This policy of heavily restricted access results in the absence of provision of basic information on the asylum procedure, information on the available legal support for detainees, or the possibility to appeal decisions within the legal deadlines. Individuals can therefore go through their entire asylum procedure without ever being given any legal advice or information. Most detainees are channelled through the accelerated procedure and are issued with the IPAT review, a removal order and return decision along with their rejection. As stated above, they cannot appeal their first instance decision and they usually would miss the short deadline (3 days) to appeal the removal order, which necessarily needs the intervention of an NGO lawyer or a private lawyer.
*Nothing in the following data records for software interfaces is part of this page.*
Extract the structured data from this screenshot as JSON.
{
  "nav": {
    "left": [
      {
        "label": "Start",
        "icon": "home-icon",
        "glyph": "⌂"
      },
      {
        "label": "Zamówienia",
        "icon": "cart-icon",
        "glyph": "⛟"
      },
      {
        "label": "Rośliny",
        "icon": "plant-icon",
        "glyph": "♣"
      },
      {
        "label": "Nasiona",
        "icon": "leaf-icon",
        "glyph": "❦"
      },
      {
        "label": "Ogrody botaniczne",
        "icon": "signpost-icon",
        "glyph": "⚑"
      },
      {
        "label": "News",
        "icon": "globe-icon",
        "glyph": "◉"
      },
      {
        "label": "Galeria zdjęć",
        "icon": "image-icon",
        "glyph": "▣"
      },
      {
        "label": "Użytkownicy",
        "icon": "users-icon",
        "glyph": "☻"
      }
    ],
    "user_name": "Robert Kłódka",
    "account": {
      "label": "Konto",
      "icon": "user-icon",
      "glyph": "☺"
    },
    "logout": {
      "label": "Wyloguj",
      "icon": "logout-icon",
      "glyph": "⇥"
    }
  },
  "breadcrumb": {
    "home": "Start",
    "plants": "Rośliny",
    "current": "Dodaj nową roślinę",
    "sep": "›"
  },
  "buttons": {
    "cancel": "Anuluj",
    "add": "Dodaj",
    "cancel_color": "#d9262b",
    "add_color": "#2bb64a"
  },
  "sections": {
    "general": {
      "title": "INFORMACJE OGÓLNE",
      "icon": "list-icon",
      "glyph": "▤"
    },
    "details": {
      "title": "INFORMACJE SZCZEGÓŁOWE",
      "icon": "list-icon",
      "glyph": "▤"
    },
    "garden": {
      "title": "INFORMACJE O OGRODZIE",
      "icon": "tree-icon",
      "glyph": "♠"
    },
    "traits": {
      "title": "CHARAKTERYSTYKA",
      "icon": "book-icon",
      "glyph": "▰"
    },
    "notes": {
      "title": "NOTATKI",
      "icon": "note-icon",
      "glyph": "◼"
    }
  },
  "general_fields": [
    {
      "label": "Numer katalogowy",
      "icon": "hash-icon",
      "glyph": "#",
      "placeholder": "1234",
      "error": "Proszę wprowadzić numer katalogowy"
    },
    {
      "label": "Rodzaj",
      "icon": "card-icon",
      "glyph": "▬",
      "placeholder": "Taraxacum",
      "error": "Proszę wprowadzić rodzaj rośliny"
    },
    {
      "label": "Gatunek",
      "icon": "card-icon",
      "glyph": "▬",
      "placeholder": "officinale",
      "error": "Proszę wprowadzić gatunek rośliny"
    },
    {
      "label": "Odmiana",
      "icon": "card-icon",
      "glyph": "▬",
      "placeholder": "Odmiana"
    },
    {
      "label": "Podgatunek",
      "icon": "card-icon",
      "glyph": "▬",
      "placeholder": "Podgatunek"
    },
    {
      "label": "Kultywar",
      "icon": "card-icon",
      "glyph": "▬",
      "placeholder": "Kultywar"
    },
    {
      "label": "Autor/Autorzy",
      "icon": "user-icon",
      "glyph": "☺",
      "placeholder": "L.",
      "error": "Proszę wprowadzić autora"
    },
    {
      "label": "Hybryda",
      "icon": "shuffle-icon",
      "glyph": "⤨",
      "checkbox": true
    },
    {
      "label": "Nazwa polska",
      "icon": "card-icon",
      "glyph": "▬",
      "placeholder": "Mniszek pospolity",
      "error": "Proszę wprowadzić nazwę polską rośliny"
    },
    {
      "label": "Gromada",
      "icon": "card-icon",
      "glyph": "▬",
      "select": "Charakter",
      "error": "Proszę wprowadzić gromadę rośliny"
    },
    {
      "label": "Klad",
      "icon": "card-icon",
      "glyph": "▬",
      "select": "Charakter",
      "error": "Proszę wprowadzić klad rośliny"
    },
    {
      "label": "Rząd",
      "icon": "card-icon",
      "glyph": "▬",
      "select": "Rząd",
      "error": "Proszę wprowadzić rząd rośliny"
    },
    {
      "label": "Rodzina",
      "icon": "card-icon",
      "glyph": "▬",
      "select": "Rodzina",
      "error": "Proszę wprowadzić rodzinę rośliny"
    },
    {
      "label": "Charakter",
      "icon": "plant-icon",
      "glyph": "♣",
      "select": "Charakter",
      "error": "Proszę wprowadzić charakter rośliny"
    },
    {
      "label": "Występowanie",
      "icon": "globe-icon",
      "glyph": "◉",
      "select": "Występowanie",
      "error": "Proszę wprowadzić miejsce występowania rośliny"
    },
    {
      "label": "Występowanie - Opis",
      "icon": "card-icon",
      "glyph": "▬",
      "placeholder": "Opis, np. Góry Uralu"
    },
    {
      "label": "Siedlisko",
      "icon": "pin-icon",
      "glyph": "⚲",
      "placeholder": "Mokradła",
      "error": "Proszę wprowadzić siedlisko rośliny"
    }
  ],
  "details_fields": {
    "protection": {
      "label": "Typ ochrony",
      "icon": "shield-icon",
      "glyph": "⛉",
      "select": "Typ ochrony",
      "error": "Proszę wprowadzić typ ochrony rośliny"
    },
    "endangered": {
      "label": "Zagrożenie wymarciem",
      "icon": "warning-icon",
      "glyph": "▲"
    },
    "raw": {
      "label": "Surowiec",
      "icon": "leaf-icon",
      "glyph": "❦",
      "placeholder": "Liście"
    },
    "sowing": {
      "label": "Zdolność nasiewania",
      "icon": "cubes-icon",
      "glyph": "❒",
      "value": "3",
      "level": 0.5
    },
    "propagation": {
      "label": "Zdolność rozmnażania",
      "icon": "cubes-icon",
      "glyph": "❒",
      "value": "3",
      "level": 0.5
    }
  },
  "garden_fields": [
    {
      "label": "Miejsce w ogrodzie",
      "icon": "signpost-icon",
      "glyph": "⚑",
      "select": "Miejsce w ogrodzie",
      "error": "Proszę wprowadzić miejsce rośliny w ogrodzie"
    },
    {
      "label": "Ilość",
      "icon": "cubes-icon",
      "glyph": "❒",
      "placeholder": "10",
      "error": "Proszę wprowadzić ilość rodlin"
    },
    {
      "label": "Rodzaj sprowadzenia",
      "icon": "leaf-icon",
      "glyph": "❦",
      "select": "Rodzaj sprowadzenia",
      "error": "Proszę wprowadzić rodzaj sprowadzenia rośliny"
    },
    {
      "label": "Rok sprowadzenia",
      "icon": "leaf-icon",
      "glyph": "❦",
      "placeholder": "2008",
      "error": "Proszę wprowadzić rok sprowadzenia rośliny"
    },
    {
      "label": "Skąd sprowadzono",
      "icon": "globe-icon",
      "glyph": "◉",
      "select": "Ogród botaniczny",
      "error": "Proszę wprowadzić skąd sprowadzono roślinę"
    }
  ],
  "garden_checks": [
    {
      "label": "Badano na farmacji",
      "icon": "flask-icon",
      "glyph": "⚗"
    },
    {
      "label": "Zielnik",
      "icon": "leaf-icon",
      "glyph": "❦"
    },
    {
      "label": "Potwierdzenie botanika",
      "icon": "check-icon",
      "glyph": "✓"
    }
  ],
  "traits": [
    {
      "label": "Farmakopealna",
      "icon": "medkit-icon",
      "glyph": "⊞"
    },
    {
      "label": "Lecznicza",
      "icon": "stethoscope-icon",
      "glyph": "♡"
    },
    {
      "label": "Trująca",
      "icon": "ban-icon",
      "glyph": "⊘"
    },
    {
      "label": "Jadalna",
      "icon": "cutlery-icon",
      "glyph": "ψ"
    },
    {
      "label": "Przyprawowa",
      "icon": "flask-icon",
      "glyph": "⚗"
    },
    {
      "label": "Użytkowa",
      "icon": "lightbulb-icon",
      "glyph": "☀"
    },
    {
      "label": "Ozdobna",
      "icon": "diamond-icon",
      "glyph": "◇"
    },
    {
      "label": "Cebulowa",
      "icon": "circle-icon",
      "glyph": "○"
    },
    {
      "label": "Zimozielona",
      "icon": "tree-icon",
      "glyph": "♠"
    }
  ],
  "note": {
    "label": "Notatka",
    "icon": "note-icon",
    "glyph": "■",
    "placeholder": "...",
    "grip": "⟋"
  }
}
This lack of procedural safeguards coupled with the lack of communication from Immigration Police regarding removal arrangements means that individuals are increasingly at risk of refoulement.

 

 

 

[1] Regulation 6A Reception Regulations.

[2] Times of Malta, ‘UN slams “shocking” conditions for migrants in Malta’, 2 October 2020, available at: https://bit.ly/2NHS4qb; Malta Today, ‘Manuel Delia demands access to detention centres, prison’, 21 February 2020, available at: https://bit.ly/2NHSeOj.

[3] Times of Malta, Inside the Safi migrant detention centre, 5 July 2021, available at: https://bit.ly/3qdeCPk.

[4] Information provided by aditus foundation and JRS Malta, January 2022.

[5] Times of Malta, ‘NGOs denied access to Safi migrant centre since August’, 11 September 2020, available at: https://bit.ly/3tFmgBm.

[6] FRA, ‘Migration: Key fundamental rights concerns, Quarterly Bulletin, Nov 2020’, available at: https://bit.ly/3cblrdC.

[7] Information provided by the UNHCR, September 2022.

Table of contents

  • Statistics
  • Overview of the legal framework
  • Overview of the main changes since the previous report update
  • Asylum Procedure
  • Reception Conditions
  • Detention of Asylum Seekers
  • Content of International Protection
  • ANNEX I – Transposition of the CEAS in national legislation